Although there may be a horde of teachers who have whittled it down to a perfect science, no teacher has ever been excited or invigorated by preparing his or her students for a standardized writing test.
And yet, it’s something that pretty much every one of us must do in one way or another.
Like it or not, our students’ futures will be full of high-stakes “test writing” circumstances — yes, AP and IB tests as they get into junior and senior year, the SAT and ACT, college placement tests, and even job interviews in which they will be asked to compose a piece of writing on-demand in hopes of securing a position.
It’s not fun, but it’s real.
So, we want to spend January letting you into the reality of our classrooms when matters of writing test preparation are at hand:
- To what extent do we “teach to the test” and to what extent do we let what we still know to be true and best about writing guide our instruction?
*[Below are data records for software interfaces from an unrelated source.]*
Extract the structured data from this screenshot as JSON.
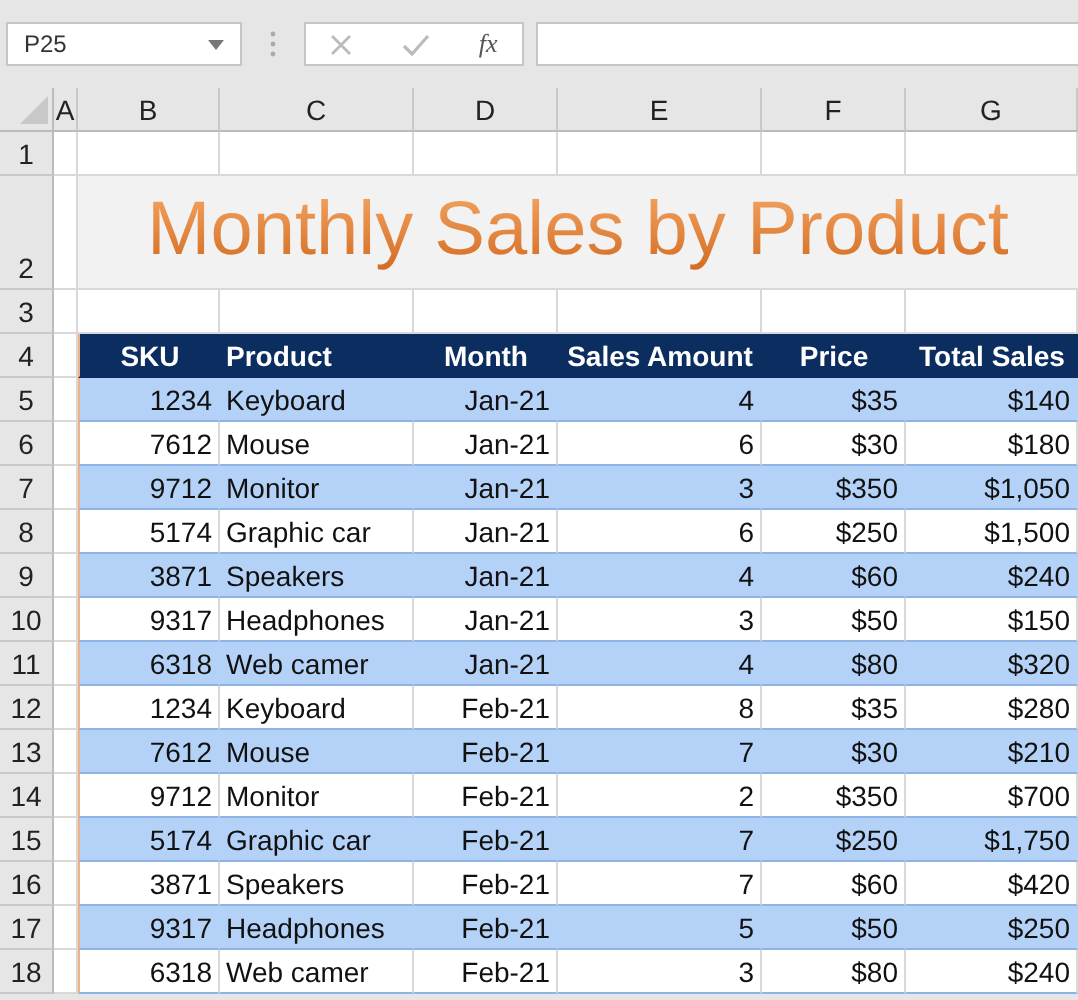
{
  "name_box": {
    "value": "P25"
  },
  "formula_bar": {
    "function_label": "fx"
  },
  "columns": [
    "A",
    "B",
    "C",
    "D",
    "E",
    "F",
    "G"
  ],
  "rows": [
    {
      "number": "1",
      "kind": "blank"
    },
    {
      "number": "2",
      "kind": "title",
      "title": "Monthly Sales by Product"
    },
    {
      "number": "3",
      "kind": "blank"
    },
    {
      "number": "4",
      "kind": "header",
      "cells": [
        "SKU",
        "Product",
        "Month",
        "Sales Amount",
        "Price",
        "Total Sales"
      ]
    },
    {
      "number": "5",
      "kind": "data",
      "shaded": true,
      "cells": [
        "1234",
        "Keyboard",
        "Jan-21",
        "4",
        "$35",
        "$140"
      ]
    },
    {
      "number": "6",
      "kind": "data",
      "shaded": false,
      "cells": [
        "7612",
        "Mouse",
        "Jan-21",
        "6",
        "$30",
        "$180"
      ]
    },
    {
      "number": "7",
      "kind": "data",
      "shaded": true,
      "cells": [
        "9712",
        "Monitor",
        "Jan-21",
        "3",
        "$350",
        "$1,050"
      ]
    },
    {
      "number": "8",
      "kind": "data",
      "shaded": false,
      "cells": [
        "5174",
        "Graphic car",
        "Jan-21",
        "6",
        "$250",
        "$1,500"
      ]
    },
    {
      "number": "9",
      "kind": "data",
      "shaded": true,
      "cells": [
        "3871",
        "Speakers",
        "Jan-21",
        "4",
        "$60",
        "$240"
      ]
    },
    {
      "number": "10",
      "kind": "data",
      "shaded": false,
      "cells": [
        "9317",
        "Headphones",
        "Jan-21",
        "3",
        "$50",
        "$150"
      ]
    },
    {
      "number": "11",
      "kind": "data",
      "shaded": true,
      "cells": [
        "6318",
        "Web camer",
        "Jan-21",
        "4",
        "$80",
        "$320"
      ]
    },
    {
      "number": "12",
      "kind": "data",
      "shaded": false,
      "cells": [
        "1234",
        "Keyboard",
        "Feb-21",
        "8",
        "$35",
        "$280"
      ]
    },
    {
      "number": "13",
      "kind": "data",
      "shaded": true,
      "cells": [
        "7612",
        "Mouse",
        "Feb-21",
        "7",
        "$30",
        "$210"
      ]
    },
    {
      "number": "14",
      "kind": "data",
      "shaded": false,
      "cells": [
        "9712",
        "Monitor",
        "Feb-21",
        "2",
        "$350",
        "$700"
      ]
    },
    {
      "number": "15",
      "kind": "data",
      "shaded": true,
      "cells": [
        "5174",
        "Graphic car",
        "Feb-21",
        "7",
        "$250",
        "$1,750"
      ]
    },
    {
      "number": "16",
      "kind": "data",
      "shaded": false,
      "cells": [
        "3871",
        "Speakers",
        "Feb-21",
        "7",
        "$60",
        "$420"
      ]
    },
    {
      "number": "17",
      "kind": "data",
      "shaded": true,
      "cells": [
        "9317",
        "Headphones",
        "Feb-21",
        "5",
        "$50",
        "$250"
      ]
    },
    {
      "number": "18",
      "kind": "data",
      "shaded": false,
      "cells": [
        "6318",
        "Web camer",
        "Feb-21",
        "3",
        "$80",
        "$240"
      ]
    }
  ]
}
- How do we prepare struggling readers and writers?
- How do we prepare older students for AP test, IB test, and the SATs?
- How do we plan a workshop curriculum when standardized tests are looming in the distance?
- To what degree do we infuse test prep with writing workshop and writing workshop with test prep?
Regardless of the students sitting in your classroom this year, we hope that each installment will give you food for thought and inspiration for making this year’s test prep meaningful beyond test day! We’ll tackle these questions this month as we look ahead to the spring semester with a desire to prepare our students for what lies ahead on the test and in life as writers.